KIERAN TAYLOR:
They held you three days.
JOHN HARRIS:
They held us three days. They took us down to the old polio hospital in massive. I had, I was working at the post office, but I was driving a cab too. So I called in the post office and had my wife call in the post office and told them I was in jail for protesting. Well, they didn't hold that against me. In fact I guess that was the only reason, and so I had a bunch, I had my little pouch because I drove cab in the afternoons before I went to the post office, and I had my little pouch full of change, and we went, and they took us. They took us to the polio hospital first. Then they transferred us to the National Guard Armory and I was hungry, didn't get to eat and when I walked in here. When they took us in there, they had all these vending machines, and so the young protesters leaders of the protest, they said we're going to boycott these machines. They turned all the machines around, and I'm sitting here with all this change, and I'm hungry. So I said well that's out. So the next morning, we didn't get anything until the next morning. They brought us some thick bologna on two pieces of bread. Now you're talking about good. I just, I just nibbled it because I was so hungry. But we ended up staying there for about three days. They let us go. We never did have to go to court. They had somebody that was, took care of everything. In fact I had a niece that was living with my wife and I, my wife's niece from Connecticut. She was a student at Dudley High, and they were all in that thing together. So they didn't, we didn't ever have, none of us had to go to court.
KIERAN TAYLOR:
About what year was that?
JOHN HARRIS:

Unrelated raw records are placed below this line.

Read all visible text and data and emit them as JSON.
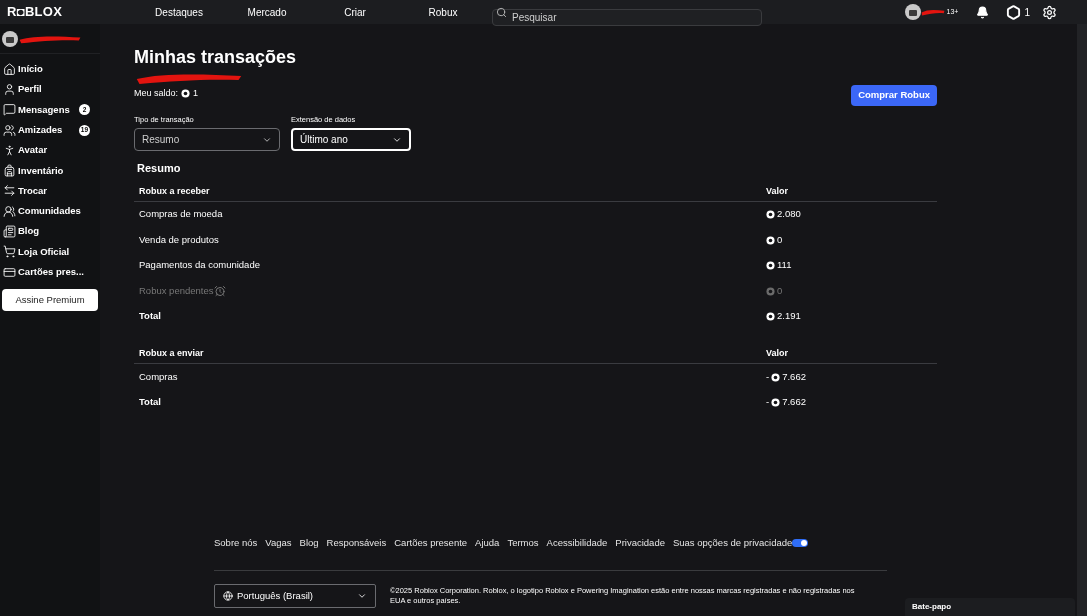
{
  "topbar": {
    "logo": "R◘BLOX",
    "nav": [
      "Destaques",
      "Mercado",
      "Criar",
      "Robux"
    ],
    "search": {
      "placeholder": "Pesquisar"
    },
    "age_badge": "13+",
    "robux_count": "1"
  },
  "sidebar": {
    "items": [
      {
        "label": "Início"
      },
      {
        "label": "Perfil"
      },
      {
        "label": "Mensagens",
        "badge": "2"
      },
      {
        "label": "Amizades",
        "badge": "19"
      },
      {
        "label": "Avatar"
      },
      {
        "label": "Inventário"
      },
      {
        "label": "Trocar"
      },
      {
        "label": "Comunidades"
      },
      {
        "label": "Blog"
      },
      {
        "label": "Loja Oficial"
      },
      {
        "label": "Cartões pres..."
      }
    ],
    "premium_button": "Assine Premium"
  },
  "page": {
    "title": "Minhas transações",
    "balance_label": "Meu saldo:",
    "balance_value": "1",
    "buy_button": "Comprar Robux",
    "filters": [
      {
        "label": "Tipo de transação",
        "value": "Resumo",
        "focused": false
      },
      {
        "label": "Extensão de dados",
        "value": "Último ano",
        "focused": true
      }
    ],
    "summary_heading": "Resumo",
    "tables": [
      {
        "columns": [
          "Robux a receber",
          "Valor"
        ],
        "rows": [
          {
            "kind": "item",
            "label": "Compras de moeda",
            "sign": "",
            "value": "2.080"
          },
          {
            "kind": "item",
            "label": "Venda de produtos",
            "sign": "",
            "value": "0"
          },
          {
            "kind": "item",
            "label": "Pagamentos da comunidade",
            "sign": "",
            "value": "111"
          },
          {
            "kind": "pending",
            "label": "Robux pendentes",
            "sign": "",
            "value": "0"
          },
          {
            "kind": "total",
            "label": "Total",
            "sign": "",
            "value": "2.191"
          }
        ]
      },
      {
        "columns": [
          "Robux a enviar",
          "Valor"
        ],
        "rows": [
          {
            "kind": "item",
            "label": "Compras",
            "sign": "-",
            "value": "7.662"
          },
          {
            "kind": "total",
            "label": "Total",
            "sign": "-",
            "value": "7.662"
          }
        ]
      }
    ]
  },
  "footer": {
    "links": [
      "Sobre nós",
      "Vagas",
      "Blog",
      "Responsáveis",
      "Cartões presente",
      "Ajuda",
      "Termos",
      "Acessibilidade",
      "Privacidade",
      "Suas opções de privacidade"
    ],
    "language": "Português (Brasil)",
    "copyright": "©2025 Roblox Corporation. Roblox, o logotipo Roblox e Powering Imagination estão entre nossas marcas registradas e não registradas nos EUA e outros países."
  },
  "chat": {
    "label": "Bate-papo"
  }
}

That had to be, I don't know it must've been the early '60s, yeah whenever. It was during the time of the sit-in.
KIERAN TAYLOR:
During the first sit-ins in 1960.
JOHN HARRIS:
Yeah. That's when it was.